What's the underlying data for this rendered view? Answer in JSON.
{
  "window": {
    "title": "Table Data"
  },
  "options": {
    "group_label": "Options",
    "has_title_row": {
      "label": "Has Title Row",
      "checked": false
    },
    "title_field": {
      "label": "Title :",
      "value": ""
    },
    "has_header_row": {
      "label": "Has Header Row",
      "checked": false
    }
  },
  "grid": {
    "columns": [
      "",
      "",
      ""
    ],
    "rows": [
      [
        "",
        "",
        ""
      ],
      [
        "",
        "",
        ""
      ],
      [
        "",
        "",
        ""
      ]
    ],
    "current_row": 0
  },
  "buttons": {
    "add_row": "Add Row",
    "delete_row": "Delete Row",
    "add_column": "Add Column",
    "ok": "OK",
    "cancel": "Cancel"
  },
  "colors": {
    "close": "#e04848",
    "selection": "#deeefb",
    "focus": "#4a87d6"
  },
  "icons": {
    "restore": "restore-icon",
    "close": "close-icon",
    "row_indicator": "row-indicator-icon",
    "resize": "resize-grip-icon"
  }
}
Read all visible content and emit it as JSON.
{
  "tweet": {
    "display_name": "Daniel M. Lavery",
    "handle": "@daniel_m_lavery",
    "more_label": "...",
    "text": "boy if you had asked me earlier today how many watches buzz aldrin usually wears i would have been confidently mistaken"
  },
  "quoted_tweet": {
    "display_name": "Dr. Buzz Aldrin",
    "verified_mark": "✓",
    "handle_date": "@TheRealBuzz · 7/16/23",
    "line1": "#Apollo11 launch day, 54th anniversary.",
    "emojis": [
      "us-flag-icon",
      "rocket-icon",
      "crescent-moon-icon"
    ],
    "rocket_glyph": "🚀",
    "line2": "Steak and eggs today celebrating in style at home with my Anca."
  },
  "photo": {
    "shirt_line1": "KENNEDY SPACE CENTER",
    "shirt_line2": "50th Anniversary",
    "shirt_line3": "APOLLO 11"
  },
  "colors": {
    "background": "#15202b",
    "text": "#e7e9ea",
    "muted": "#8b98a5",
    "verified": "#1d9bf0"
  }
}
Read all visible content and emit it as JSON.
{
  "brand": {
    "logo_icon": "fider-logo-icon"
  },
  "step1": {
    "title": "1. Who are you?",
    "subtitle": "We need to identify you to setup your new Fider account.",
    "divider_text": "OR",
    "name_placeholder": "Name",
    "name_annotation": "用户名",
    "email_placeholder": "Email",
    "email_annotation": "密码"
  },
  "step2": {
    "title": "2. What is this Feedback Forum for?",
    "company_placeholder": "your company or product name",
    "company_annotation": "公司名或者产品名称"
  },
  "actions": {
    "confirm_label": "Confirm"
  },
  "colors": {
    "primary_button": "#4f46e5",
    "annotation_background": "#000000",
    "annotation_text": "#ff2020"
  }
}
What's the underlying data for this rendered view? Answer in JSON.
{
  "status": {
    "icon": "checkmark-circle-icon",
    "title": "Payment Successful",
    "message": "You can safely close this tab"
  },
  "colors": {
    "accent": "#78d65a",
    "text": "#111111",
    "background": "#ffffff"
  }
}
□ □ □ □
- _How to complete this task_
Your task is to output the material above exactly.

- _Reply_
What's the underlying data for this rendered view? Answer in JSON.
{
  "window": {
    "title": "Table Data"
  },
  "options": {
    "group_label": "Options",
    "has_title_row": {
      "label": "Has Title Row",
      "checked": false
    },
    "title_field": {
      "label": "Title :",
      "value": ""
    },
    "has_header_row": {
      "label": "Has Header Row",
      "checked": false
    }
  },
  "grid": {
    "columns": [
      "",
      "",
      ""
    ],
    "rows": [
      [
        "",
        "",
        ""
      ],
      [
        "",
        "",
        ""
      ],
      [
        "",
        "",
        ""
      ]
    ],
    "current_row": 0
  },
  "buttons": {
    "add_row": "Add Row",
    "delete_row": "Delete Row",
    "add_column": "Add Column",
    "ok": "OK",
    "cancel": "Cancel"
  },
  "colors": {
    "close": "#e04848",
    "selection": "#deeefb",
    "focus": "#4a87d6"
  },
  "icons": {
    "restore": "restore-icon",
    "close": "close-icon",
    "row_indicator": "row-indicator-icon",
    "resize": "resize-grip-icon"
  }
}
Read all visible content and emit it as JSON.
{
  "tweet": {
    "display_name": "Daniel M. Lavery",
    "handle": "@daniel_m_lavery",
    "more_label": "...",
    "text": "boy if you had asked me earlier today how many watches buzz aldrin usually wears i would have been confidently mistaken"
  },
  "quoted_tweet": {
    "display_name": "Dr. Buzz Aldrin",
    "verified_mark": "✓",
    "handle_date": "@TheRealBuzz · 7/16/23",
    "line1": "#Apollo11 launch day, 54th anniversary.",
    "emojis": [
      "us-flag-icon",
      "rocket-icon",
      "crescent-moon-icon"
    ],
    "rocket_glyph": "🚀",
    "line2": "Steak and eggs today celebrating in style at home with my Anca."
  },
  "photo": {
    "shirt_line1": "KENNEDY SPACE CENTER",
    "shirt_line2": "50th Anniversary",
    "shirt_line3": "APOLLO 11"
  },
  "colors": {
    "background": "#15202b",
    "text": "#e7e9ea",
    "muted": "#8b98a5",
    "verified": "#1d9bf0"
  }
}
Read all visible content and emit it as JSON.
{
  "brand": {
    "logo_icon": "fider-logo-icon"
  },
  "step1": {
    "title": "1. Who are you?",
    "subtitle": "We need to identify you to setup your new Fider account.",
    "divider_text": "OR",
    "name_placeholder": "Name",
    "name_annotation": "用户名",
    "email_placeholder": "Email",
    "email_annotation": "密码"
  },
  "step2": {
    "title": "2. What is this Feedback Forum for?",
    "company_placeholder": "your company or product name",
    "company_annotation": "公司名或者产品名称"
  },
  "actions": {
    "confirm_label": "Confirm"
  },
  "colors": {
    "primary_button": "#4f46e5",
    "annotation_background": "#000000",
    "annotation_text": "#ff2020"
  }
}
What's the underlying data for this rendered view? Answer in JSON.
{
  "status": {
    "icon": "checkmark-circle-icon",
    "title": "Payment Successful",
    "message": "You can safely close this tab"
  },
  "colors": {
    "accent": "#78d65a",
    "text": "#111111",
    "background": "#ffffff"
  }
}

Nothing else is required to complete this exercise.